A group of automobile hobbyists took the first steps Monday to quashing the chance of Arizonans having to pay to drive on roads they already paid to build.
An initiative measure would constitutionally prohibit the conversion of any existing publicly funded or maintained roads into any form of toll roads. Most significantly, it would quash efforts to take lanes now reserved for high-occupancy vehicles and allow motorists driving alone to use them — for a fee.
The issue is not just academic.
Maricopa Association of Governments already spends money to study whether to convert existing HOV lanes along Interstate 10 and other highways into toll lanes.
That would affect not just local residents — anyone trying to drive into or through the Phoenix metro area, particularly at rush hour, would be faced with the choice: Stew in traffic or pony up.
And rates would be set on a "dynamic'' basis: The higher the congestion on the road, the more per mile to use the HOV lane.
Backers need 259,213 valid signatures by July 3 to put the measure on the 2014 general election ballot.
Al Tracy, chairman of the No Toll Roads in AZ Committee, said there are about 400 car clubs in the state affiliated with the Arizona Automobile Hobbyist Council.
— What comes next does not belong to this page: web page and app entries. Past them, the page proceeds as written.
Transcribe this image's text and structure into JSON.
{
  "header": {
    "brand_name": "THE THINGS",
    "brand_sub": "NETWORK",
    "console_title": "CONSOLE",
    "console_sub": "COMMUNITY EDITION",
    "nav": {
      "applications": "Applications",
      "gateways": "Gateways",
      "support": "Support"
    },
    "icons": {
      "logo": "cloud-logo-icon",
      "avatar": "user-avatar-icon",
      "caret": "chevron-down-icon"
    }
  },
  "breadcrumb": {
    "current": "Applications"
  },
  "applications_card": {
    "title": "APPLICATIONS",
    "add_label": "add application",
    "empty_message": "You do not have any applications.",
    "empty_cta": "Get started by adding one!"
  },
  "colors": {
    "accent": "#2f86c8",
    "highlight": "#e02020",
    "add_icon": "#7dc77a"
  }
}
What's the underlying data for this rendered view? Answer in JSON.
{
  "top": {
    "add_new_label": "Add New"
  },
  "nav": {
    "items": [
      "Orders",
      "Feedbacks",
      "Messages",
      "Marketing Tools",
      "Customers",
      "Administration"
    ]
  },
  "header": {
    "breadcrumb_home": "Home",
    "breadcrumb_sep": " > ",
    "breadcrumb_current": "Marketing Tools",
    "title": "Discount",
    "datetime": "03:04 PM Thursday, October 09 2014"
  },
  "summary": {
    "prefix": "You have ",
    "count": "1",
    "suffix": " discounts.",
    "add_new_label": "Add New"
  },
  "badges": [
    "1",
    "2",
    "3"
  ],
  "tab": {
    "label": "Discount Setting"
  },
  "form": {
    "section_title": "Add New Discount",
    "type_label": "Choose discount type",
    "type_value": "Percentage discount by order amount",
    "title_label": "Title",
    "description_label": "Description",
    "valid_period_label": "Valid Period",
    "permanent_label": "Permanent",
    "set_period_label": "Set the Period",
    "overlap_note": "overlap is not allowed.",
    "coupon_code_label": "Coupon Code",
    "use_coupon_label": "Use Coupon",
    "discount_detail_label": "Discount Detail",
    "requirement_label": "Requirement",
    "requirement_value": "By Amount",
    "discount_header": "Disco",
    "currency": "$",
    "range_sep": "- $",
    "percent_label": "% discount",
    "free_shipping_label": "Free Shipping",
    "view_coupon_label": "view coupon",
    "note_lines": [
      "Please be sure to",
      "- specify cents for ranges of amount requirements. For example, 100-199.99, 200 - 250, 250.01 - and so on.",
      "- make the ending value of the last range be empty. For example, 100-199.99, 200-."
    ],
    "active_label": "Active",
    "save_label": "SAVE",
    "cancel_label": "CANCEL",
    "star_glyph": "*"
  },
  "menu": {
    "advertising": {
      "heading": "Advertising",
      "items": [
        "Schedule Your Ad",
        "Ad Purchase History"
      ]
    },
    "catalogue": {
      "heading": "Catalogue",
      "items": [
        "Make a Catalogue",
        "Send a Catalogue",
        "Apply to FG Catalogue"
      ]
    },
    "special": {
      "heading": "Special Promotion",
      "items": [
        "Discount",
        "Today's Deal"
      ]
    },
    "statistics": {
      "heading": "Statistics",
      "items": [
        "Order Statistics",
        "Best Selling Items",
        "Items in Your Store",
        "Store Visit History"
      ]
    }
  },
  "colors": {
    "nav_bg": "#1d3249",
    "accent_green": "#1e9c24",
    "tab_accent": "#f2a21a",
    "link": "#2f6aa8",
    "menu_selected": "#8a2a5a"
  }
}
Tracy, president of the council, said he believes members can be rallied to help gather the signatures.
Nothing in the measure would bar the state from charging tolls on entirely new roads. That is one of the options being discussed for construction of new highways, including the proposed Interstate 11 which could stretch from south of Tucson to Las Vegas.
Tracy said he has no objections to the kind of public-private partnerships that might be needed for new roadways. But he said it makes no sense to try to raise money by charging people to use something that already exists.
That's also the position of the Arizona Trucking Association, said organization President Anthony Bradley.
“We have a highway trust fund to build roads,'' he said. “And truckers pay a huge portion of that funding.”
Bradley said charging people to drive on those already constructed amounts to “double taxation.”
But the truckers won't be providing funds for Tracy's initiative. Bradley said they would prefer to spend their resources on ways to find more money to build new roads, including the possibility of new or higher taxes.
The central question is that issue of double taxation.
Eric Anderson, transportation director for MAG, does not dispute the fact that Arizona motorists have already shelled out cash for the roads that are there. But Anderson said plans to build out the system — and, in particular, add lanes and capacity — have stalled because tax revenues haven't kept pace.
One problem is that state gasoline taxes, which have been pegged at 18 cents a gallon for two decades, are not growing as fast as the number of cars and trucks on the road due to improved fuel efficiency. Ditto for federal highway aid.
Anderson also said a half-cent sales tax approved by Maricopa County voters for freeway construction is bringing in 40 percent less now than was anticipated in 2003.
And then there's the fact that state lawmakers have siphoned off some gasoline levy revenues each year to help offset the cost of keeping the Department of Public Safety on the road without using other tax dollars.
Tracy said the one answer is simply increase the state gasoline tax. And Bradley said the rate should be indexed to account for inflation, rather than a flat per-gallon fee.
But Anderson said toll lanes can raise a lot of money quickly.
He said one idea is to actually double the number of HOV lanes in each direction, using revenues from the tolls to pay off the costs. That gets a second lane for carpoolers, motorcyclists and mass transit — as well as the lone-driving motorists willing to pay — without having to find another source of revenues.
Anderson said, though, the plan could also take the form of simply adding tolls to existing HOV lanes without widening the roadway. He added the plan is to charge tolls on existing HOV lanes only when an additional lane can be constructed with the revenues to increase freeway capacity.
The initiative could be a race against the clock.
Anderson said plans could be ready to proceed as early as a year from now. That would be before voters get a chance to even consider the initiative, assuming it makes the ballot.
The idea of toll lanes is not new. Anderson said there already are special lanes in Denver, San Diego, Los Angeles, Seattle, Dallas and Houston.